As volunteer groups come to realize, quantifying the extent of buffelgrass is a challenge. Vianey Avila, Invasive Species Program Coordinator for the Desert Museum, says that technologies to map buffelgrass have to be improved in order to fully understand the extent of buffelgrass in the Southwest. For now, Avila says apps like iNaturalist and EDDMapS allow civilians to record and upload the location of buffelgrass patches they find, creating a collaborative outline of the problem.
Some pullers chose to work alone, but the biggest clumps of buffelgrass demand two people; one to pull the stalks while another simultaneously wedges and pries and pokes the soil away at the base until the roots rip free.
Melanie Schaffner, a tough, seasoned buffelgrass annihilator in her mid-sixties who has been “hooked” on attending these events since her very first pull in 2010, attacked the soil with an energy that compelled everyone around her to work twice as hard just to keep up.
“All right, take a rest,” she’d tell me patiently, once the stabs of my steel pry bar grew sloppy and my breath became ragged and the stubborn roots weren’t budging. She taught me her best trick: creating a fulcrum out of a rock to balance my prybar on for more leverage against the buffelgrass roots.
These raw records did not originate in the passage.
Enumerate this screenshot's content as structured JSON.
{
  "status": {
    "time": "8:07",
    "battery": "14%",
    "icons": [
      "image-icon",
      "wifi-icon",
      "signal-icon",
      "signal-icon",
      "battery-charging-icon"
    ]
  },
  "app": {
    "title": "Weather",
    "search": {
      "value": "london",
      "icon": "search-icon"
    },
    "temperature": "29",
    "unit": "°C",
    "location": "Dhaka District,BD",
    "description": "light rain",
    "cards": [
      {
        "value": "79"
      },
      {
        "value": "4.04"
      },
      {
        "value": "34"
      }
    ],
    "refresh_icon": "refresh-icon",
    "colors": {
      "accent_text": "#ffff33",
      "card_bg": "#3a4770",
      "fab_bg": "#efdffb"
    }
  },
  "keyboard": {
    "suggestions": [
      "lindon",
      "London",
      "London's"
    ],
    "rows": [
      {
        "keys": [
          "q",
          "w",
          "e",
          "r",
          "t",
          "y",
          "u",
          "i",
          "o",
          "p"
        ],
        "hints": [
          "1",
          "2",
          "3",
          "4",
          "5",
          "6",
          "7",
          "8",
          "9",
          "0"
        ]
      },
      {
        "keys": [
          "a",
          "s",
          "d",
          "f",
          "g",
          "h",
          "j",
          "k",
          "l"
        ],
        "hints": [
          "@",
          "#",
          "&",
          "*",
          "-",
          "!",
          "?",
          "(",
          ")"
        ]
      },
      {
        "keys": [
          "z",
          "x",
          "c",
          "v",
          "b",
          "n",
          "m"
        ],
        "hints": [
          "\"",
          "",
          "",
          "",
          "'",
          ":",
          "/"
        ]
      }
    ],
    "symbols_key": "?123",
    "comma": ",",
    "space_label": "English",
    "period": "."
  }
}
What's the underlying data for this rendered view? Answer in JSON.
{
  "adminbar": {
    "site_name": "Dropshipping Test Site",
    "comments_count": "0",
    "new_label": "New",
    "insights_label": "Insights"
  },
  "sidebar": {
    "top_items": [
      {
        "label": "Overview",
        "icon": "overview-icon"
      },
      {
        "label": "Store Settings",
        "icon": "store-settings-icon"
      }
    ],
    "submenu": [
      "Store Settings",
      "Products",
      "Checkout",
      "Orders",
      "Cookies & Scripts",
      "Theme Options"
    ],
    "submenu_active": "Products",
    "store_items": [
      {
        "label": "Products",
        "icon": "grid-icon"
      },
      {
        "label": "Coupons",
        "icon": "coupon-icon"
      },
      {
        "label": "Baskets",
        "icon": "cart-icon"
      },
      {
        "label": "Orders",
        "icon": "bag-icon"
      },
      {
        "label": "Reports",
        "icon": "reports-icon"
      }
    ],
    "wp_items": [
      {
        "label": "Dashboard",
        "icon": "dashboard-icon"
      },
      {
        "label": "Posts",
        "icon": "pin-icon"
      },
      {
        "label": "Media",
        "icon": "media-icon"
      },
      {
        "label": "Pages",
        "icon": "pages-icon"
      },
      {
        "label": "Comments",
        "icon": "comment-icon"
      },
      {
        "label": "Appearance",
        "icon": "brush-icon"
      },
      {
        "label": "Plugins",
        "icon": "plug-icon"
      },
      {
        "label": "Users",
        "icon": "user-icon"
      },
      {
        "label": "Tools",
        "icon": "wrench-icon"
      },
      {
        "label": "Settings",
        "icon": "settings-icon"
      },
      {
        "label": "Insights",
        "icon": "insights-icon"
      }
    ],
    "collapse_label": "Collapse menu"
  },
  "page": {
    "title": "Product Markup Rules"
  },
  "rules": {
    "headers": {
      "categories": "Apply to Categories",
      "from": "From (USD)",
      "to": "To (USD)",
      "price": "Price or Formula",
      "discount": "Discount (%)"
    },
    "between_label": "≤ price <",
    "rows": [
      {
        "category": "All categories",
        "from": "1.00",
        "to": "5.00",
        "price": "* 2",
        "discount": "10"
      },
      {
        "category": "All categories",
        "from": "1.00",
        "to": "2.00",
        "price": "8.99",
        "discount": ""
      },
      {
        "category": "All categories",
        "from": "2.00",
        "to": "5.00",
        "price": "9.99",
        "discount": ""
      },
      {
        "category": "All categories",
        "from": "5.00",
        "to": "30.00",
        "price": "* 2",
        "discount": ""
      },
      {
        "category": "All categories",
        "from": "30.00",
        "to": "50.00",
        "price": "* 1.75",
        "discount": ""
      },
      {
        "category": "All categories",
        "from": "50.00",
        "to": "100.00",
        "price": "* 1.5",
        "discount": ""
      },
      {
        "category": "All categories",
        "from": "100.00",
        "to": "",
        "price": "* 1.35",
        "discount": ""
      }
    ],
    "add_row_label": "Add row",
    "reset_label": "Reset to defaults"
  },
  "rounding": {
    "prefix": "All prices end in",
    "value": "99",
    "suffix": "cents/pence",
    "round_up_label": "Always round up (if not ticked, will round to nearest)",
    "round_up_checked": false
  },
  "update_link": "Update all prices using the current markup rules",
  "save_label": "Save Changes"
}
Schaffner says it’s the instant gratification of roots ripping out of soil that keeps her coming back.
“You can do something else that you may not see [the effects of] in your lifetime, but this makes a difference in a year,” she said.
“Get out of the way, honey,” Schaffner cooed to a feeble plant as she swung her pickaxe, trying to gently wiggle away the haughty buffelgrass that grew around it. The smaller plant was a triangle leaf bursage, she told me confidently, despite the plant’s dormant and dry winter state.
For others like Brian Powell, a Park Superintendent for the Pima County Parks and Recreation Department, the pulls provide an opportunity to preserve a place they love.
“We have a very strong sense of place. The saguaro is a symbol, and I think this really motivates people to get engaged with the issue,” he said.
Soon, piles of uprooted grass lay around our feet, heavy rocks keeping them in place. The technique, called thatching, minimizes the buffelgrass seeds that spread from the roots, according to Avila.
When our group leader called us back, the few hundred square yards that had been overrun by buffelgrass not two hours earlier was now empty dirt. Buffelgrass is a strong and potentially deadly enemy, but it’s easily defeated with a little elbow grease. It gives us a tangible opportunity to make a difference amidst the seemingly endless pit of despair that is climate change. Dahl agrees.
“I cleared some buffelgrass from a baby saguaro that, if a fire came through, would have been toast,” he said. “I’m glad to do it.”